The Mail & Guardian‘s readership held fairly steady at about 428 000 during the second half of 2010, the latest data from the South African Advertising Research Foundation (SAARF) shows.
This is in spite of a sharp increase in sales in the past quarter of 2010. The readership figures were calculated from July, before the uptick in sales took place.
Readership is the industry’s measure of how many people read each issue, without necessarily buying it. The paper expects its readership figures to increase in line with circulation figures in the past few months.
The data, which is gathered biannually through the All Media and Products Survey (Amps), a series of face-to-face interviews conducted by the SAARF among a sample of 25 000 adults aged 15 and over, shows that the M&G‘s readership now stands at 428 000, slightly down on the 437 000 figure for June 2010.
Recent data from the Audit Bureau of Circulations, which measures sales figures for print publications, showed that in spite of the downward trend in circulation in the newspaper industry, sales of the M&G increased 7% to more than 50 000 copies from 2009 to 2010.
The Amps survey showed that the paper’s readers varied greatly in age and were largely well educated. “More than half of them are under the age of 34 years and 88% have matriculated or achieved a higher tertiary education qualification,” said Anastacia Martin, the publisher of M&G Media Ltd.
In addition to its strong print readership the M&G also has a growing digital readership. On average in 2010, 625 000 readers accessed the M&G Online each month, according to Nielsen NetRatings.
Almost 800 subscribers also receive the paper’s digital edition each week.
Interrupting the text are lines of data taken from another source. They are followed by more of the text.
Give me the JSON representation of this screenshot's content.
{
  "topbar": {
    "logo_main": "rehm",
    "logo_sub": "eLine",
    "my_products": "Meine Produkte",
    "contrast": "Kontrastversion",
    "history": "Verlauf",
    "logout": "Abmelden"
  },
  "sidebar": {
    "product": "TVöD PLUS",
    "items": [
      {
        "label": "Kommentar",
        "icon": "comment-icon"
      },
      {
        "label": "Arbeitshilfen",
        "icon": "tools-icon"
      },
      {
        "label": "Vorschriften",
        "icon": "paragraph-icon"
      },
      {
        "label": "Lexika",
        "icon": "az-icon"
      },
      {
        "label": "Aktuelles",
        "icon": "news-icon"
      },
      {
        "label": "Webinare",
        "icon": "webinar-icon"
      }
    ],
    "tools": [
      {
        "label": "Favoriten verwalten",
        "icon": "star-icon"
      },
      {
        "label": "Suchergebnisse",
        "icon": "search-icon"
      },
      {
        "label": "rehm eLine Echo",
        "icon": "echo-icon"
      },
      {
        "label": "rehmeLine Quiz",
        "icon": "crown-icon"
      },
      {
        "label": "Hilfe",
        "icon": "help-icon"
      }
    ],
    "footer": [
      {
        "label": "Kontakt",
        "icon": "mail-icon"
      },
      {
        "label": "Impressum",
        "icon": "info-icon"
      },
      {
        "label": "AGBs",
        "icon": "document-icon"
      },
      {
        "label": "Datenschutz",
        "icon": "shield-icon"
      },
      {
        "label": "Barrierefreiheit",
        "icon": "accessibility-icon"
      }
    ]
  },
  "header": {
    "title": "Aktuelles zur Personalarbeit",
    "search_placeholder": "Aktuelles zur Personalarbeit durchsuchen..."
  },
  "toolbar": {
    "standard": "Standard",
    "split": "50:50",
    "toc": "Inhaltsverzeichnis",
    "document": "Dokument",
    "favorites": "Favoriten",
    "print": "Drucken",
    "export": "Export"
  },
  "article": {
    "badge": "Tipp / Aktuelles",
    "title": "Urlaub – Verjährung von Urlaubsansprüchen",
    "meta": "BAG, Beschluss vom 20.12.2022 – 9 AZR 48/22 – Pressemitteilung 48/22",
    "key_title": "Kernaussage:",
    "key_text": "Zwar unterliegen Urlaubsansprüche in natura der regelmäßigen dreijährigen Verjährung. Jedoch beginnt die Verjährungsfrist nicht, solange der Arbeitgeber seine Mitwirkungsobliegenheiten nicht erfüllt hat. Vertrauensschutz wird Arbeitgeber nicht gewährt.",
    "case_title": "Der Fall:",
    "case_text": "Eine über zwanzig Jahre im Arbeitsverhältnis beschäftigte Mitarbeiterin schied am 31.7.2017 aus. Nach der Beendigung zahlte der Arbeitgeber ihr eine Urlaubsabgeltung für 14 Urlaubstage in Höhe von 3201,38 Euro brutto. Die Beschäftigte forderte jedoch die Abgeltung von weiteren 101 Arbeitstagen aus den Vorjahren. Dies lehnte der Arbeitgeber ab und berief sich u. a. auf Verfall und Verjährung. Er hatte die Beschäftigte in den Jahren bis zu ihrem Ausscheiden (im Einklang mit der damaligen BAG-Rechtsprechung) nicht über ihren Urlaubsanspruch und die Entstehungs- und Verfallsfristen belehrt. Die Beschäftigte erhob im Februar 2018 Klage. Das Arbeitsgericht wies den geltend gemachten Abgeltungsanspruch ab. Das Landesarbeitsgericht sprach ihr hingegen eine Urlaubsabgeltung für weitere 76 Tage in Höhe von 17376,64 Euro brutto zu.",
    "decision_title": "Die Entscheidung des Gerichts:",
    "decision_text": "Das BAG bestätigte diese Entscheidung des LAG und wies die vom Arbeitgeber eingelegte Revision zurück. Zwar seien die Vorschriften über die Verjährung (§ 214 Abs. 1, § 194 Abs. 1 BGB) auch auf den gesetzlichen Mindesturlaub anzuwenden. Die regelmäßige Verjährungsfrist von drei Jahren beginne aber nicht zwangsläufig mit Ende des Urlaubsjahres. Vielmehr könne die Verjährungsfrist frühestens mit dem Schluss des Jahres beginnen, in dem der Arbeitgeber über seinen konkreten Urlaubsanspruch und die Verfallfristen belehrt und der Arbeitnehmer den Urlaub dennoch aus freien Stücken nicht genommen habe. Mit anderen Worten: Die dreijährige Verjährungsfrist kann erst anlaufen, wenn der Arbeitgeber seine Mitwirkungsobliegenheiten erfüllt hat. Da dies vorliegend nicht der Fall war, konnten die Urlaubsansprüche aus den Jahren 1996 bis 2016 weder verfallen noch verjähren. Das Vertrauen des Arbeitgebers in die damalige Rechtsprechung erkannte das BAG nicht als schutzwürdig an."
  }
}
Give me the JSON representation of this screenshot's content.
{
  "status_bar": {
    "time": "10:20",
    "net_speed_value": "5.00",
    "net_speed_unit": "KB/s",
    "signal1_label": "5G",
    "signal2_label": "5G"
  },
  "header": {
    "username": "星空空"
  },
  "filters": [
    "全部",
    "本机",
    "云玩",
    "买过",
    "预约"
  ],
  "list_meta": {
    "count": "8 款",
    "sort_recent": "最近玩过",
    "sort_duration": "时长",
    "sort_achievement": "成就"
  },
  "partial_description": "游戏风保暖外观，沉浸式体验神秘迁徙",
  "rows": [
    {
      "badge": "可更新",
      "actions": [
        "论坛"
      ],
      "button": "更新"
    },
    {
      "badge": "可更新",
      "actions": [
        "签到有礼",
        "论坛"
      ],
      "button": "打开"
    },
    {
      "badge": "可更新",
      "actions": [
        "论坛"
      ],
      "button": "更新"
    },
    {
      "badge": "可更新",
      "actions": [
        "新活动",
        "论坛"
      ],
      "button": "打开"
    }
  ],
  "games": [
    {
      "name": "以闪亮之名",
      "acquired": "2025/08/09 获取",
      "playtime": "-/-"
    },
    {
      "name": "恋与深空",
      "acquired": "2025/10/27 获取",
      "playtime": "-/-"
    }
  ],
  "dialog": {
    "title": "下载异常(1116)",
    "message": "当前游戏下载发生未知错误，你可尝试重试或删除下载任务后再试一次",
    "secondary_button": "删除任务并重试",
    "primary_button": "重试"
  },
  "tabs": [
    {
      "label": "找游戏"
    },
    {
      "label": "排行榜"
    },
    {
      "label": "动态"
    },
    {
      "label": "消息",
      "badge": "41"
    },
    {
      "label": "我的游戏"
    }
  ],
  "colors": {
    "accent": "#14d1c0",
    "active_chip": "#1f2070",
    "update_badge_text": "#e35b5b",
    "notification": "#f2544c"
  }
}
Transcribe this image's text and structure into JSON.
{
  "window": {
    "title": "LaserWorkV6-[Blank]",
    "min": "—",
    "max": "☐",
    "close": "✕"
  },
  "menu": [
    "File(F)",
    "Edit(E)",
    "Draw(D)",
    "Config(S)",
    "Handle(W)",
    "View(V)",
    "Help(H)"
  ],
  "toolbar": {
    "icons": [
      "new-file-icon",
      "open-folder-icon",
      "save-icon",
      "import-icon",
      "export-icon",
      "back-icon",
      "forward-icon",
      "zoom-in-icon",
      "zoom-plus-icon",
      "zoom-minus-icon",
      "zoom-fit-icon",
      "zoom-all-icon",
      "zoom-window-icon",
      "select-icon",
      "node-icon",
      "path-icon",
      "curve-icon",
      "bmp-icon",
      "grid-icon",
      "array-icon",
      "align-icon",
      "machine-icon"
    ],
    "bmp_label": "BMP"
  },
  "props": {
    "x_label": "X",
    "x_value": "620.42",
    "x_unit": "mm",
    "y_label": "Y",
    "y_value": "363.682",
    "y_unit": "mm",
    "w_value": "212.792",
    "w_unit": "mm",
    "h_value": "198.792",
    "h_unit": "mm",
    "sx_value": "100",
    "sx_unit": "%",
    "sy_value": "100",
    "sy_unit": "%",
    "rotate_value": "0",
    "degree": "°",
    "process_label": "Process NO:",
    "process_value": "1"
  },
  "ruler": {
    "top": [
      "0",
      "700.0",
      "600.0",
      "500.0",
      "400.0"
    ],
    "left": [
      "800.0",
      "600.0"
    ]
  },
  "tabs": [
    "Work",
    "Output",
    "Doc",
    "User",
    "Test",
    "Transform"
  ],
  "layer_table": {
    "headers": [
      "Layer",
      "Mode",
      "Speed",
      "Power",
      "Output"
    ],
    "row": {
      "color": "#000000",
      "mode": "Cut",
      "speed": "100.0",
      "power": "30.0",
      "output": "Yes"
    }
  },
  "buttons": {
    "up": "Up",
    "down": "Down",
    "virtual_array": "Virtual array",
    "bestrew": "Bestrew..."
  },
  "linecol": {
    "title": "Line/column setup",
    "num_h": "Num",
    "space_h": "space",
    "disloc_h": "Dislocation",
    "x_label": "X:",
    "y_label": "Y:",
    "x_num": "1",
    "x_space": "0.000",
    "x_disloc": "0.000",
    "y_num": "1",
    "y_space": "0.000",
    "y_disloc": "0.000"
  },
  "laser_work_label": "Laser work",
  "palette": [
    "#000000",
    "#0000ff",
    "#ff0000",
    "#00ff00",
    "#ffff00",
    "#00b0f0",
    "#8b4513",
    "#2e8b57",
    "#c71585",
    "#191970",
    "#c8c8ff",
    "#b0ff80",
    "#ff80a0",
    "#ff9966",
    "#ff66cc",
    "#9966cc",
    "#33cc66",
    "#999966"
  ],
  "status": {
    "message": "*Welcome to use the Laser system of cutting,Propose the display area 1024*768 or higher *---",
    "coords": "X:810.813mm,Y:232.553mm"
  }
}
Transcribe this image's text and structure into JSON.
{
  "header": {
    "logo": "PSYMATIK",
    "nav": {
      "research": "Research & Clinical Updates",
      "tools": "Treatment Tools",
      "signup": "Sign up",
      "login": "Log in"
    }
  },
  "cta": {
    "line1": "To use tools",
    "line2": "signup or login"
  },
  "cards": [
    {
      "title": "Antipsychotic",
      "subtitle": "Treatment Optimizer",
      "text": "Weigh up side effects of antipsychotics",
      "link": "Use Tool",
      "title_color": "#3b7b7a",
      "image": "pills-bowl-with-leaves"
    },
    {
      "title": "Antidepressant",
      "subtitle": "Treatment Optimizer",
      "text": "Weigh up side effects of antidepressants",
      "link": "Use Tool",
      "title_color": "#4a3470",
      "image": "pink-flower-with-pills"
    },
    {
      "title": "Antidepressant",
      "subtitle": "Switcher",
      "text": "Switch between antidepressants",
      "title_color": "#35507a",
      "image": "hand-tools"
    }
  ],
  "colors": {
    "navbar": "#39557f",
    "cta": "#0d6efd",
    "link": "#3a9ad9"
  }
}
A recently launched Kindle edition is also gaining traction. The M&G is the only publication in Africa to run a Kindle edition.